- _AIM OF THE TASK_
An exact copy of the entries, with every picture omitted, is what is needed here.

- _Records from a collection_
******************************

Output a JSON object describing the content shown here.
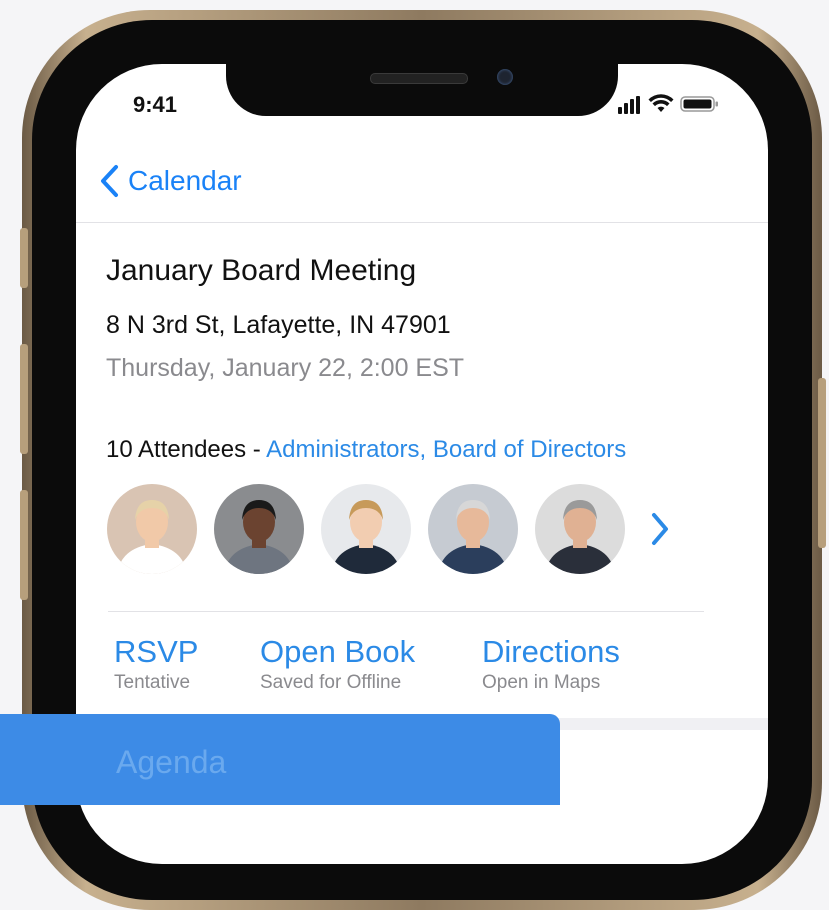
{
  "status_bar": {
    "time": "9:41"
  },
  "nav": {
    "back_label": "Calendar"
  },
  "event": {
    "title": "January Board Meeting",
    "address": "8 N 3rd St, Lafayette, IN 47901",
    "datetime": "Thursday, January 22, 2:00 EST"
  },
  "attendees": {
    "count_label": "10 Attendees - ",
    "groups": "Administrators, Board of Directors",
    "avatars": [
      {
        "name": "attendee-1",
        "hair": "#e6d2a8",
        "skin": "#f1c9a8",
        "shirt": "#ffffff",
        "bg": "#d9c4b3"
      },
      {
        "name": "attendee-2",
        "hair": "#1a1a1a",
        "skin": "#6b4330",
        "shirt": "#6e7580",
        "bg": "#8a8c8f"
      },
      {
        "name": "attendee-3",
        "hair": "#c79a5a",
        "skin": "#f2cdb1",
        "shirt": "#1f2a3a",
        "bg": "#e7e9ec"
      },
      {
        "name": "attendee-4",
        "hair": "#d7d7d7",
        "skin": "#e7b99a",
        "shirt": "#2b3e5c",
        "bg": "#c6cbd2"
      },
      {
        "name": "attendee-5",
        "hair": "#9a9a9a",
        "skin": "#e0b193",
        "shirt": "#2a2f3a",
        "bg": "#dcdcdc"
      }
    ]
  },
  "actions": [
    {
      "label": "RSVP",
      "sub": "Tentative"
    },
    {
      "label": "Open Book",
      "sub": "Saved for Offline"
    },
    {
      "label": "Directions",
      "sub": "Open in Maps"
    }
  ],
  "agenda": {
    "label": "Agenda"
  },
  "colors": {
    "accent": "#2b8ae6",
    "panel": "#3d8be6"
  },
  "icons": [
    "chevron-left-icon",
    "chevron-right-icon",
    "signal-icon",
    "wifi-icon",
    "battery-icon"
  ]
}
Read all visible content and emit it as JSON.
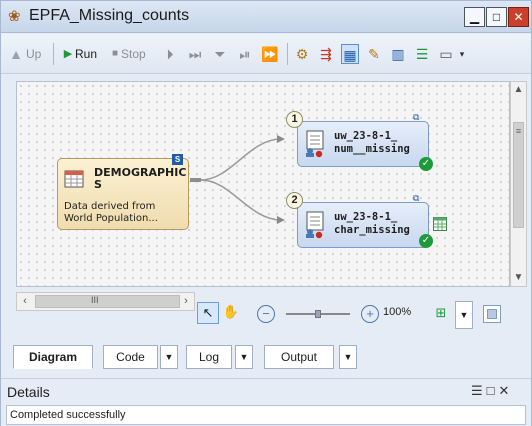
{
  "window": {
    "title": "EPFA_Missing_counts",
    "controls": {
      "minimize": "▁",
      "maximize": "□",
      "close": "✕"
    }
  },
  "toolbar": {
    "up_label": "Up",
    "run_label": "Run",
    "stop_label": "Stop"
  },
  "diagram": {
    "nodes": [
      {
        "kind": "data",
        "name": "DEMOGRAPHICS",
        "name_line1": "DEMOGRAPHIC",
        "name_line2": "S",
        "description": "Data derived from World Population...",
        "desc_line1": "Data derived from",
        "desc_line2": "World Population...",
        "badge": "S"
      },
      {
        "kind": "program",
        "sequence": "1",
        "name_line1": "uw_23-8-1_",
        "name_line2": "num__missing",
        "status": "completed"
      },
      {
        "kind": "program",
        "sequence": "2",
        "name_line1": "uw_23-8-1_",
        "name_line2": "char_missing",
        "status": "completed"
      }
    ]
  },
  "canvas_controls": {
    "zoom_level": "100%",
    "hscroll_grip": "III",
    "vscroll_grip": "≡"
  },
  "tabs": [
    {
      "label": "Diagram",
      "active": true
    },
    {
      "label": "Code",
      "active": false
    },
    {
      "label": "Log",
      "active": false
    },
    {
      "label": "Output",
      "active": false
    }
  ],
  "details": {
    "title": "Details",
    "status_text": "Completed successfully"
  },
  "colors": {
    "accent": "#1f5da8",
    "success": "#1f9a3a",
    "close_button": "#c9412d"
  }
}
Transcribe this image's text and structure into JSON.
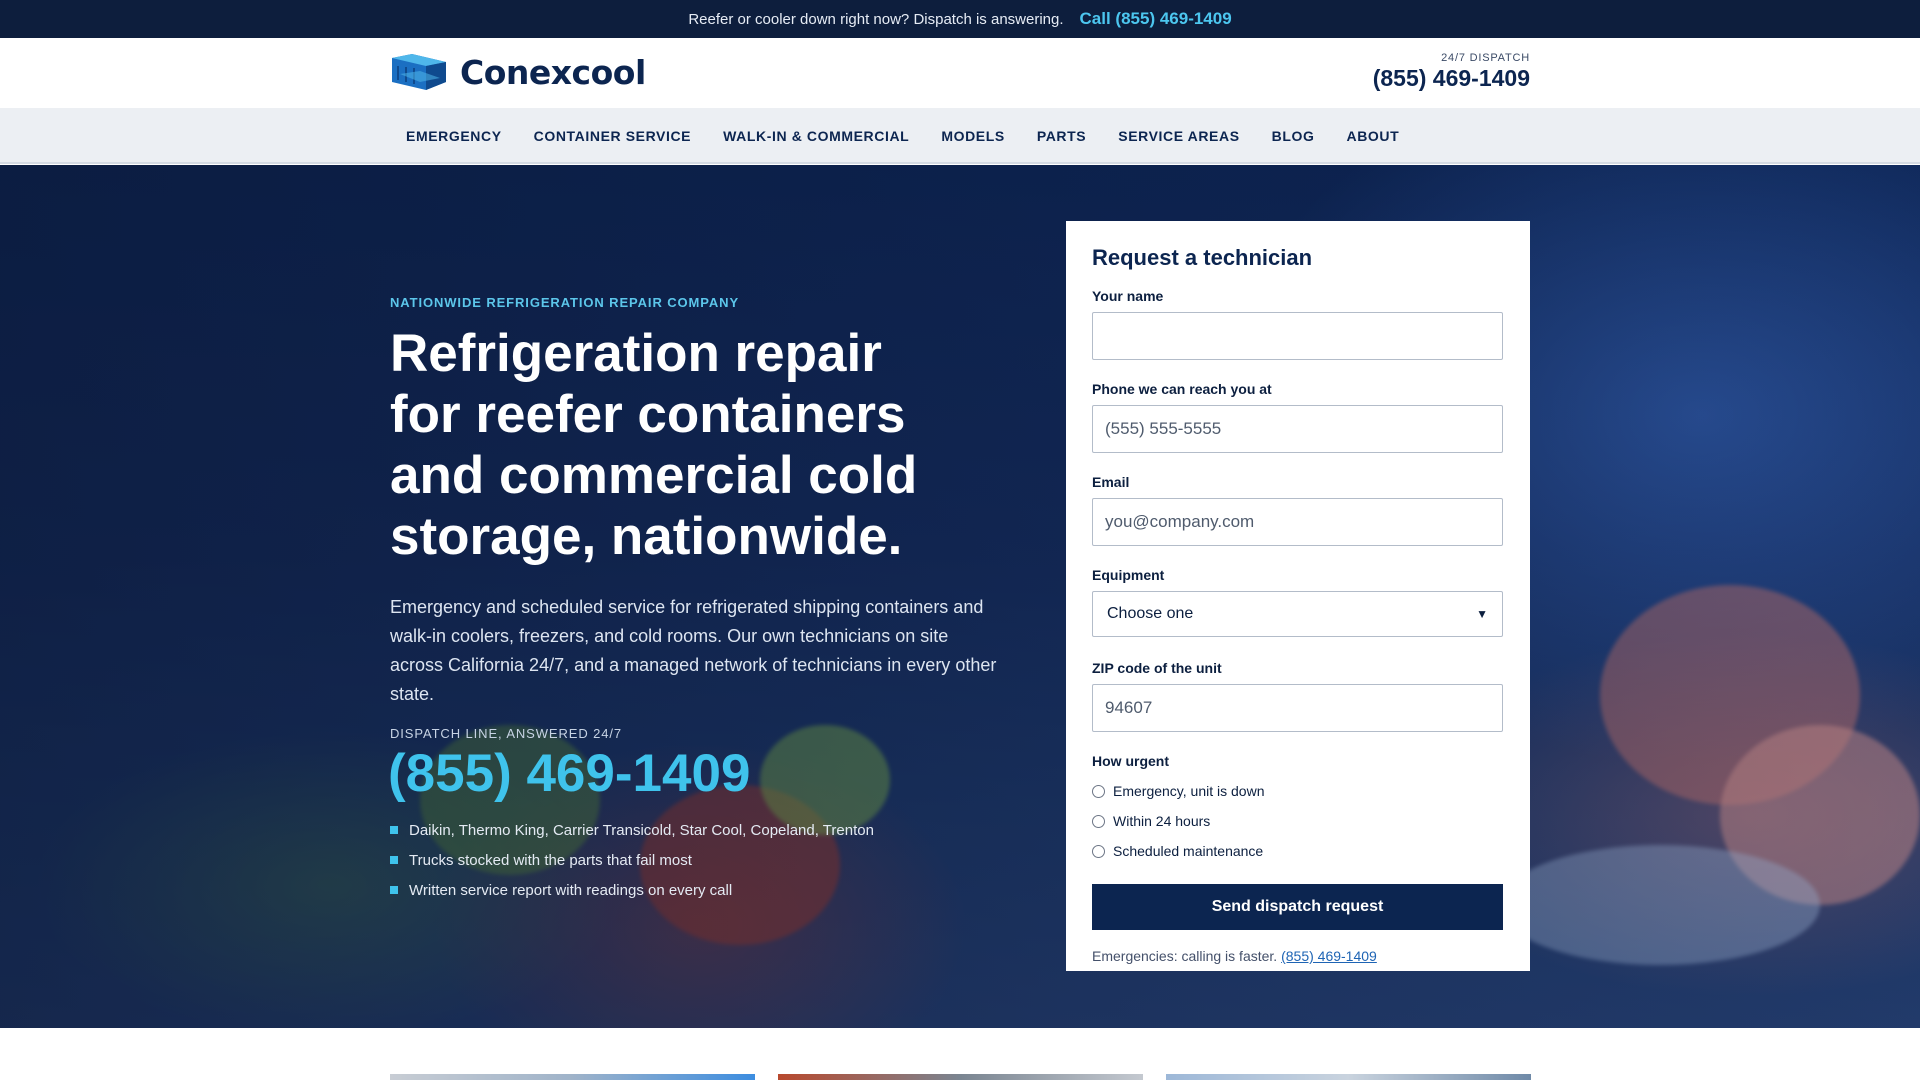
{
  "topbar": {
    "message": "Reefer or cooler down right now? Dispatch is answering.",
    "call_label": "Call (855) 469-1409"
  },
  "header": {
    "brand": "Conexcool",
    "dispatch_label": "24/7 DISPATCH",
    "dispatch_number": "(855) 469-1409"
  },
  "nav": {
    "items": [
      "EMERGENCY",
      "CONTAINER SERVICE",
      "WALK-IN & COMMERCIAL",
      "MODELS",
      "PARTS",
      "SERVICE AREAS",
      "BLOG",
      "ABOUT"
    ]
  },
  "hero": {
    "eyebrow": "NATIONWIDE REFRIGERATION REPAIR COMPANY",
    "headline": "Refrigeration repair for reefer containers and commercial cold storage, nationwide.",
    "lead": "Emergency and scheduled service for refrigerated shipping containers and walk-in coolers, freezers, and cold rooms. Our own technicians on site across California 24/7, and a managed network of technicians in every other state.",
    "dispatch_label": "DISPATCH LINE, ANSWERED 24/7",
    "dispatch_number": "(855) 469-1409",
    "bullets": [
      "Daikin, Thermo King, Carrier Transicold, Star Cool, Copeland, Trenton",
      "Trucks stocked with the parts that fail most",
      "Written service report with readings on every call"
    ]
  },
  "form": {
    "title": "Request a technician",
    "name_label": "Your name",
    "name_value": "",
    "phone_label": "Phone we can reach you at",
    "phone_placeholder": "(555) 555-5555",
    "email_label": "Email",
    "email_placeholder": "you@company.com",
    "equipment_label": "Equipment",
    "equipment_selected": "Choose one",
    "zip_label": "ZIP code of the unit",
    "zip_placeholder": "94607",
    "urgency_label": "How urgent",
    "urgency_options": [
      "Emergency, unit is down",
      "Within 24 hours",
      "Scheduled maintenance"
    ],
    "submit_label": "Send dispatch request",
    "footnote_text": "Emergencies: calling is faster.",
    "footnote_link": "(855) 469-1409"
  },
  "colors": {
    "navy": "#0c2550",
    "accent_cyan": "#3fc3ec",
    "topbar_bg": "#0d1e3d",
    "nav_bg": "#eceff3"
  }
}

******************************

- _RESPONSE FOR THIS EXERCISE_
Output a JSON object describing the content shown here.
{
  "status_bar": {
    "time": "9:41"
  },
  "nav": {
    "back_label": "Calendar"
  },
  "event": {
    "title": "January Board Meeting",
    "address": "8 N 3rd St, Lafayette, IN 47901",
    "datetime": "Thursday, January 22, 2:00 EST"
  },
  "attendees": {
    "count_label": "10 Attendees - ",
    "groups": "Administrators, Board of Directors",
    "avatars": [
      {
        "name": "attendee-1",
        "hair": "#e6d2a8",
        "skin": "#f1c9a8",
        "shirt": "#ffffff",
        "bg": "#d9c4b3"
      },
      {
        "name": "attendee-2",
        "hair": "#1a1a1a",
        "skin": "#6b4330",
        "shirt": "#6e7580",
        "bg": "#8a8c8f"
      },
      {
        "name": "attendee-3",
        "hair": "#c79a5a",
        "skin": "#f2cdb1",
        "shirt": "#1f2a3a",
        "bg": "#e7e9ec"
      },
      {
        "name": "attendee-4",
        "hair": "#d7d7d7",
        "skin": "#e7b99a",
        "shirt": "#2b3e5c",
        "bg": "#c6cbd2"
      },
      {
        "name": "attendee-5",
        "hair": "#9a9a9a",
        "skin": "#e0b193",
        "shirt": "#2a2f3a",
        "bg": "#dcdcdc"
      }
    ]
  },
  "actions": [
    {
      "label": "RSVP",
      "sub": "Tentative"
    },
    {
      "label": "Open Book",
      "sub": "Saved for Offline"
    },
    {
      "label": "Directions",
      "sub": "Open in Maps"
    }
  ],
  "agenda": {
    "label": "Agenda"
  },
  "colors": {
    "accent": "#2b8ae6",
    "panel": "#3d8be6"
  },
  "icons": [
    "chevron-left-icon",
    "chevron-right-icon",
    "signal-icon",
    "wifi-icon",
    "battery-icon"
  ]
}
Read all visible content and emit it as JSON.
{
  "window": {
    "title": "EPFA_Missing_counts",
    "controls": {
      "minimize": "▁",
      "maximize": "□",
      "close": "✕"
    }
  },
  "toolbar": {
    "up_label": "Up",
    "run_label": "Run",
    "stop_label": "Stop"
  },
  "diagram": {
    "nodes": [
      {
        "kind": "data",
        "name": "DEMOGRAPHICS",
        "name_line1": "DEMOGRAPHIC",
        "name_line2": "S",
        "description": "Data derived from World Population...",
        "desc_line1": "Data derived from",
        "desc_line2": "World Population...",
        "badge": "S"
      },
      {
        "kind": "program",
        "sequence": "1",
        "name_line1": "uw_23-8-1_",
        "name_line2": "num__missing",
        "status": "completed"
      },
      {
        "kind": "program",
        "sequence": "2",
        "name_line1": "uw_23-8-1_",
        "name_line2": "char_missing",
        "status": "completed"
      }
    ]
  },
  "canvas_controls": {
    "zoom_level": "100%",
    "hscroll_grip": "III",
    "vscroll_grip": "≡"
  },
  "tabs": [
    {
      "label": "Diagram",
      "active": true
    },
    {
      "label": "Code",
      "active": false
    },
    {
      "label": "Log",
      "active": false
    },
    {
      "label": "Output",
      "active": false
    }
  ],
  "details": {
    "title": "Details",
    "status_text": "Completed successfully"
  },
  "colors": {
    "accent": "#1f5da8",
    "success": "#1f9a3a",
    "close_button": "#c9412d"
  }
}
Transcribe this image's text and structure into JSON.
{
  "topbar": {
    "message": "Reefer or cooler down right now? Dispatch is answering.",
    "call_label": "Call (855) 469-1409"
  },
  "header": {
    "brand": "Conexcool",
    "dispatch_label": "24/7 DISPATCH",
    "dispatch_number": "(855) 469-1409"
  },
  "nav": {
    "items": [
      "EMERGENCY",
      "CONTAINER SERVICE",
      "WALK-IN & COMMERCIAL",
      "MODELS",
      "PARTS",
      "SERVICE AREAS",
      "BLOG",
      "ABOUT"
    ]
  },
  "hero": {
    "eyebrow": "NATIONWIDE REFRIGERATION REPAIR COMPANY",
    "headline": "Refrigeration repair for reefer containers and commercial cold storage, nationwide.",
    "lead": "Emergency and scheduled service for refrigerated shipping containers and walk-in coolers, freezers, and cold rooms. Our own technicians on site across California 24/7, and a managed network of technicians in every other state.",
    "dispatch_label": "DISPATCH LINE, ANSWERED 24/7",
    "dispatch_number": "(855) 469-1409",
    "bullets": [
      "Daikin, Thermo King, Carrier Transicold, Star Cool, Copeland, Trenton",
      "Trucks stocked with the parts that fail most",
      "Written service report with readings on every call"
    ]
  },
  "form": {
    "title": "Request a technician",
    "name_label": "Your name",
    "name_value": "",
    "phone_label": "Phone we can reach you at",
    "phone_placeholder": "(555) 555-5555",
    "email_label": "Email",
    "email_placeholder": "you@company.com",
    "equipment_label": "Equipment",
    "equipment_selected": "Choose one",
    "zip_label": "ZIP code of the unit",
    "zip_placeholder": "94607",
    "urgency_label": "How urgent",
    "urgency_options": [
      "Emergency, unit is down",
      "Within 24 hours",
      "Scheduled maintenance"
    ],
    "submit_label": "Send dispatch request",
    "footnote_text": "Emergencies: calling is faster.",
    "footnote_link": "(855) 469-1409"
  },
  "colors": {
    "navy": "#0c2550",
    "accent_cyan": "#3fc3ec",
    "topbar_bg": "#0d1e3d",
    "nav_bg": "#eceff3"
  }
}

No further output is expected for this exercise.